Danny McLaughlin winces when he sees someone fuss over a cup of coffee that has too
much cream in it, or if it’s not the perfect temperature. When he was deployed in Afghanistan in 2007, he would have given anything for a simple cup of coffee, with or without imperfections.
His friend and roommate Justin Schneider, who also spent a year deployment in Afghanistan in 2007, said that’s one of the first things he noticed when he came home from war — how much people “sweat the small stuff.”
“We had worse things to worry about,” McLaughlin said.
Both men are now 26-years-old and juniors attending SDSU. They have each experienced war and are now trying to tackle another challenge: college.
Several students find transitioning back into school after being away on summer vacation for three months a daunting task, but for veteran students like McLaughlin and Schneider, coming back to school after serving time in a war overseas, where roadside bomb explosions and seeing your platoon members die is not an uncommon occurrence, is a whole different ballgame.
McLaughlin completed five semesters at SDSU before his two tours in Afghanistan, but when he returned home he found he had to start from scratch, just as if he was a senior in high school applying to college for the first time.
“It’s a big pain,” he said. “I had already been through the process the first time and here I am, 26 years old, going to Freshmen Orientation all over again.”
He said Freshmen Orientation is not as helpful to veteran students. The information veterans need is not covered thoroughly in the orientation.
Last fall, the Armed Forces Association put together a veteran’s orientation to try to solve this problem. But it was deemed unsuccessful, as only one veteran showed up.
“The problem is, we don’t know who is a veteran at SDSU and who isn’t so we couldn’t reach out to them as much as we want to,” said Andy Ellis, the adviser to the AFA. “Most of the people in our group have found us by chance.”

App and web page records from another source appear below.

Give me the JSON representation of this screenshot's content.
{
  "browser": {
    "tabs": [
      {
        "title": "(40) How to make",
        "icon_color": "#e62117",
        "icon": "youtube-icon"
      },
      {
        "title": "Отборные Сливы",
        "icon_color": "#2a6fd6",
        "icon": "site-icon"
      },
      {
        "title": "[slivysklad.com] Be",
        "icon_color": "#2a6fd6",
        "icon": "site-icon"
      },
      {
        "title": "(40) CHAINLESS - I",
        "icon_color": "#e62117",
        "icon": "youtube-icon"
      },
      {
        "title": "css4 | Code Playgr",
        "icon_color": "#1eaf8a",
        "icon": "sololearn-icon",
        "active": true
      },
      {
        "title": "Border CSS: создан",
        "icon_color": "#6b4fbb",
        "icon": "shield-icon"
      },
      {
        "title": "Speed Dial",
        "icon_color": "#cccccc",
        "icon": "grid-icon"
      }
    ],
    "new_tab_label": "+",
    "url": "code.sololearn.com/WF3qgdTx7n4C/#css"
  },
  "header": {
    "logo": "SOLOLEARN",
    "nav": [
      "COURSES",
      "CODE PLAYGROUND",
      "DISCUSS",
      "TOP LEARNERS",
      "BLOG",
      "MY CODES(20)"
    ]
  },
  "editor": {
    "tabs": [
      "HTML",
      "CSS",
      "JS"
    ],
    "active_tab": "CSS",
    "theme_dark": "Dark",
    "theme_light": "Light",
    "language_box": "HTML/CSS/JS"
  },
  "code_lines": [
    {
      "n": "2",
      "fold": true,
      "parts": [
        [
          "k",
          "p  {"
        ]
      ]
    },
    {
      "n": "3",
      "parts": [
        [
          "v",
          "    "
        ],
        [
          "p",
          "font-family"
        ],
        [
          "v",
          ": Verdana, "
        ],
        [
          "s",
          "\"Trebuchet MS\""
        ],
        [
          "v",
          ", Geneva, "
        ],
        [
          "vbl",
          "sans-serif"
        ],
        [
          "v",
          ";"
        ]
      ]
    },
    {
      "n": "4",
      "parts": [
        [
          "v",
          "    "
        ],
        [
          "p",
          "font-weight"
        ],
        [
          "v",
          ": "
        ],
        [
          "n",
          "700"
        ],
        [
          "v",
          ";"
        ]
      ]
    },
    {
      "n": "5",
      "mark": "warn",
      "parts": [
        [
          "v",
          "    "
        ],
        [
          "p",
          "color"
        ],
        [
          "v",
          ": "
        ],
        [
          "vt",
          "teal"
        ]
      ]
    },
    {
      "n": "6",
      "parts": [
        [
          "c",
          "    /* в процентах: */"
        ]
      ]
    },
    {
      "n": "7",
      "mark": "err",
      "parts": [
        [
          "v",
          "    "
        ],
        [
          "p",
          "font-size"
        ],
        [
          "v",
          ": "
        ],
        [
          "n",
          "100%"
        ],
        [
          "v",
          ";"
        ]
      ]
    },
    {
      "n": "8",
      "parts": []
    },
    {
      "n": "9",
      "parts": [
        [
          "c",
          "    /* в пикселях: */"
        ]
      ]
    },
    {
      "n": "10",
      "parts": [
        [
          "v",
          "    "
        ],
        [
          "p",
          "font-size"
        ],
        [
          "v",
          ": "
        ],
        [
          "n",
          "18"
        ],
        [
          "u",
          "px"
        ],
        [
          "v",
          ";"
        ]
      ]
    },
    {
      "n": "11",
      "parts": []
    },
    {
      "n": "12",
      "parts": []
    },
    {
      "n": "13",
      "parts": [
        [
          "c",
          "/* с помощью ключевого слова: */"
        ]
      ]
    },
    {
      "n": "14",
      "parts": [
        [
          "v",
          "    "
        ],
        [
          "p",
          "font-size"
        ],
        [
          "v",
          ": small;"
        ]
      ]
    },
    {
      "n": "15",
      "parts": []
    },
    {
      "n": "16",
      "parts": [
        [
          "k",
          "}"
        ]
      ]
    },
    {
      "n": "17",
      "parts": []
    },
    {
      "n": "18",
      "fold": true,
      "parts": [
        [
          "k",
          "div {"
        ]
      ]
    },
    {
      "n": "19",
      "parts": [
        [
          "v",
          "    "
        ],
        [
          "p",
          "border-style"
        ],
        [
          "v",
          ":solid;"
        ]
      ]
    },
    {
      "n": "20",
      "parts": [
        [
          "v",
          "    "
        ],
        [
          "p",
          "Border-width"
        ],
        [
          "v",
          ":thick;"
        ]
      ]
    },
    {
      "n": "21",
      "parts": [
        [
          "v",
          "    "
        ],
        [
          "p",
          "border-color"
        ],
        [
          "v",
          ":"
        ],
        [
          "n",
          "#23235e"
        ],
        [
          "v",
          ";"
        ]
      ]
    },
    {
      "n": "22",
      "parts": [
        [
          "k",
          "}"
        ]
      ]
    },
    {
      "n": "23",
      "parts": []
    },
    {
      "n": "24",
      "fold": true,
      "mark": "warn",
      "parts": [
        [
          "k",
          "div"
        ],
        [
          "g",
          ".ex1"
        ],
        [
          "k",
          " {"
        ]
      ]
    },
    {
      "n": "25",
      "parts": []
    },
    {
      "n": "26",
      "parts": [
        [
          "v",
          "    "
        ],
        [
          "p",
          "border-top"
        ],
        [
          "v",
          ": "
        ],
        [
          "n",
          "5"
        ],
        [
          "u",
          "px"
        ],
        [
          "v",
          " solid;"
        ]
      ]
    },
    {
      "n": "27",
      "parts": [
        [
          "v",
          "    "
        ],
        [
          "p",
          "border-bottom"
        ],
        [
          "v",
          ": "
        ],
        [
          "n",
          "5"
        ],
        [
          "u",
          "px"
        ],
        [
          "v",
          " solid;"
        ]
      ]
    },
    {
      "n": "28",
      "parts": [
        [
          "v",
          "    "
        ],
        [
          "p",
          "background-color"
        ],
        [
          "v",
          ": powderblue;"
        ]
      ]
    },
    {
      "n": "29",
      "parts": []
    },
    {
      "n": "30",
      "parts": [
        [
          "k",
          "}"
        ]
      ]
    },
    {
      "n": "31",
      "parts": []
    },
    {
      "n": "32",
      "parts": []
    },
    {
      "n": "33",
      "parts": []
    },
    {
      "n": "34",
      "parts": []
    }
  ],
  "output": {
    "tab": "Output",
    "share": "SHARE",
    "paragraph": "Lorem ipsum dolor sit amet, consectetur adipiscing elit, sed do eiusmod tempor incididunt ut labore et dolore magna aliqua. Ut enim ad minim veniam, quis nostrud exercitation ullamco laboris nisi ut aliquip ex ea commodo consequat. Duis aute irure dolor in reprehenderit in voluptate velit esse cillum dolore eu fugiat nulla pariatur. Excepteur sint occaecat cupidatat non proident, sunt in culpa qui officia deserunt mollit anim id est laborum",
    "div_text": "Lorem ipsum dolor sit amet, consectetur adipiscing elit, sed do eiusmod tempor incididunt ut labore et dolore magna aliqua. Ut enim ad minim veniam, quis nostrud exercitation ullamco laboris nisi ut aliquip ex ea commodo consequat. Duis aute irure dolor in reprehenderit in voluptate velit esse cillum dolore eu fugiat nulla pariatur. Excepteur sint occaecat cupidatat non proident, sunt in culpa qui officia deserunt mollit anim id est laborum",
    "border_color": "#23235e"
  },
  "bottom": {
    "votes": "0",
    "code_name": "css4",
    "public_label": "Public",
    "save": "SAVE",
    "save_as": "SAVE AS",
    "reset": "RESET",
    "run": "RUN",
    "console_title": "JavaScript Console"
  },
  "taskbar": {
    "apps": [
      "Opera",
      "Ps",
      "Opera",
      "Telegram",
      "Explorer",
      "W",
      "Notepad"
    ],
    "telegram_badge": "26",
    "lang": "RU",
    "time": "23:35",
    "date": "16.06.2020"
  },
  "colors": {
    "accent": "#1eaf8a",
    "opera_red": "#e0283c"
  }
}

Schneider said the most stressful process veterans face is returning to the classroom and becoming “normal” again.
“What’s normal to us isn’t what is normal to everyone else,” he said. “I was used to knowing what tomorrow, next week, next month, would be like and now that I have the ability to plan my own schedule, my own life, it’s difficult.”
Ellis said this is not unusual for veterans who are returning to the collegiate setting and many veterans find support by interacting with like-minded individuals at the AFA, which meets every other Wednesday in the basement of Sully’s Irish Pub.
“Some members have said they were at the bottom of the barrel and felt depressed because they felt like they were alone in a mass of students who they couldn’t relate to,” he said. “Our group is about camaraderie.”
Physically sitting in class comes with its challenges for McLaughlin and Schneider. Both faced injury while in battle. Schneider suffered a back and knee injury that resulted in surgery last September. He also says he hears a constant ringing in his ears if he’s inside a room that’s too quiet.
“You can’t imagine how annoying that is,” he said.
Schneider sits in the front of the classroom because he is distracted by others talking or texting.
“I don’t do well with distractions. I swear, my attention level is about half what it used to be,” he said.
McLaughlin suffered a traumatic brain injury, or TBI, when a roadside bomb stuck him and his platoon members. The injury affected his ability to remember and comprehend things as quickly as he once did. He also endured many concussions due to close contact with seven roadside bombs and four rockets. He believes this may also have affected his ability to learn and remember.
“You have to teach yourself how to learn again, how to study, how to go to school,” he said. “I have to try harder to remember because my memory is so bad — might be why my hearing is so bad, too.”
Ellis said along with injury and distractions, veterans can have opportunities where the classroom in general can overwhelm them.
“Taking a person from active duty and sticking them back into the collegiate setting can be a really tough transition,” Ellis said.
Along with getting through college academically, McLaughlin and Schneider have had their share of social struggles. Having been a world away in a land filled with war, relating to other students can be difficult.
“People think they know about war because they play a video game based off of war, but the war we were in was real,” said McLaughlin. “When we were there the guts were on us and our friends didn’t come back on the next level if they died. Once they were gone, they were gone.”
Also, for a year they lived and saw the same people day-in and day-out and platoon members “became family” so both men have found adjusting to a new place without them challenging.
It’s hard for old friends to connect, said Schneider. Troops cannot call home often, so many times they miss important moments such as marriages, job promotions and moving to a new place.
“People’s lives continue when we are away and it’s hard to come back and connect with people like you did before you left. People change, we change — a lot happens in the course of a year,” said Schneider.
After graduating, McLaughlin wants to pursue federal law enforcement and practice forensic psychology. Schneider wants to use his agronomy major and help farmers be more efficient to get better yields.
Regardless of the trades they pursue, both men say the military has given them a maturity level beyond their years and an ability to deal with spur-of-the-moment issues.
“The military makes you grow up pretty fast,” said Schneider. “It has to.”